Falling for Edinburgh began the first day I had the opportunity to explore the city. Full from our traditional Scottish breakfast, (haggis and all!) Victoria and I decided to walk around town. We passed by a vintage shop, and our brief moment of window shopping ended. A stunning sundress stopped me in my tracks, but the event flyer posted on her door lured me in.  The store owner was hosting a small 50’s themed fashion show, followed by jitter-bug swing lesson… and she had two tickets left!

There was one small problem.  The night of the Carnival Jive was the same night of our study abroad welcome dinner. Victoria and I were so torn.  We did not want to miss the first change to bond with the people we would be spending the next month with. On the same note, this was an amazing opportunity to connect with locals while doing two things I was passionate about.  We took the day to consider our options… and make sure skipping dinner was even a possibility.  After a tiny bit of convincing, our wonderful professor set us free for the night!

But first, a search for the perfect outfit.

As we stepped into the small boutique, we were immediately transported into a 50’s cocktail party.  Victoria and I quickly realized we were not dressed for the occasion.  A 20% discount for every item in the store provided the perfect excuse to… um… invest! After some time of working my way around decades of fashion, I found the perfect skirt to complement the evening.

After the host ensured all the guests of age had a 50’s themed cocktail in hand, the night’s festivities kicked off!  A series of evening gowns and sundresses were strutted down a make-shift runway. Twirls and spins were met with oohs and awes.

 

The rest of our evening was met with challenging dance moves and a lot of laughter.

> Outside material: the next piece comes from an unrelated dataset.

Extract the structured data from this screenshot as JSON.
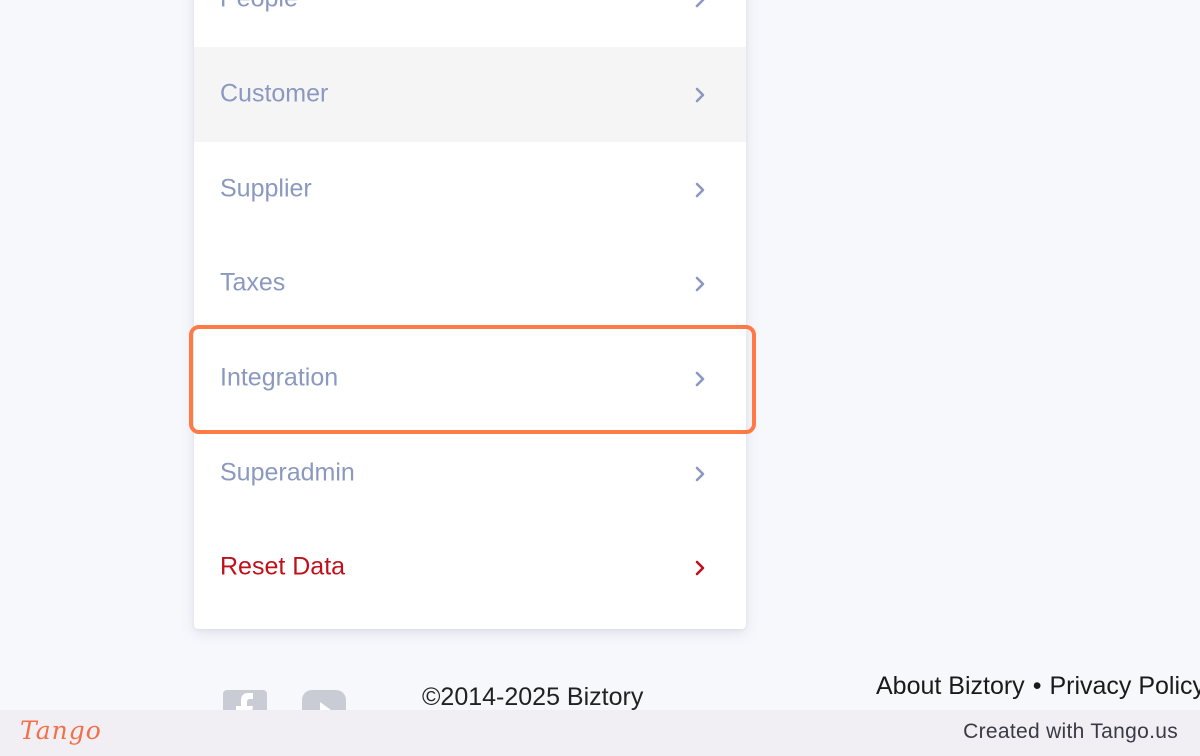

Being that women were the main attendees, Victoria and I became dance partners for most of the night.

I was given a run for my money after a chance to dance with one of the instructors for a few songs.  When he asked where I had learned to dance, I was proud to tell him Kansas City had taught me everything I know about swing.

Just before parting ways, the instructors invited me to their summer Thursday night swing lessons.  I gladly accepted the invitation, knowing this could be my cure for a future case of homesick blues.

I have been known to coin ‘dancing’ as my love language, so I’d be wrong to say I was surprised, but the Thursday night after dance lessons sealed my love Edinburgh.  None of my classmates had been interested, so I set off to dance on my own.  My small time of solitude was very welcomed after an overwhelming week in the city.  After hours of lessons in a small neighborhood church, I started my walk home. I think I smiled to myself the entire way. The ‘movie moment’ I had been waiting for the entire time I had been away suddenly washed over me.  I felt like Frances Mayes from “Under the Tuscan Sun” or Julia Roberts in “Eat Pray Love”. It hit me that I was living in another country… and thriving!  It was 10pm, but the sky was still a lively blue, the weather was perfect, and I was walking through the most beautiful neighborhood.  I loved this city and its warm people.  I couldn’t think of any place I would rather be.


Serena Baker is a junior at the University of Missouri-Kansas City studying Chemistry with a minor in Entrepreneurship. Serena is spending the summer abroad with UMKC Honors Summer Program in Scotland. Taking full advantage of her trip abroad, Serena will make a stop-over in Iceland and visit Germany after the program to improve her language proficiency.

Student blog entries posted to the Roos Abroad Blog may not reflect the opinions and recommendations of UMKC Study Abroad and International Academic Programs. The blog is intended to give students a forum for free expression of thoughts and experiences abroad in a respectful space.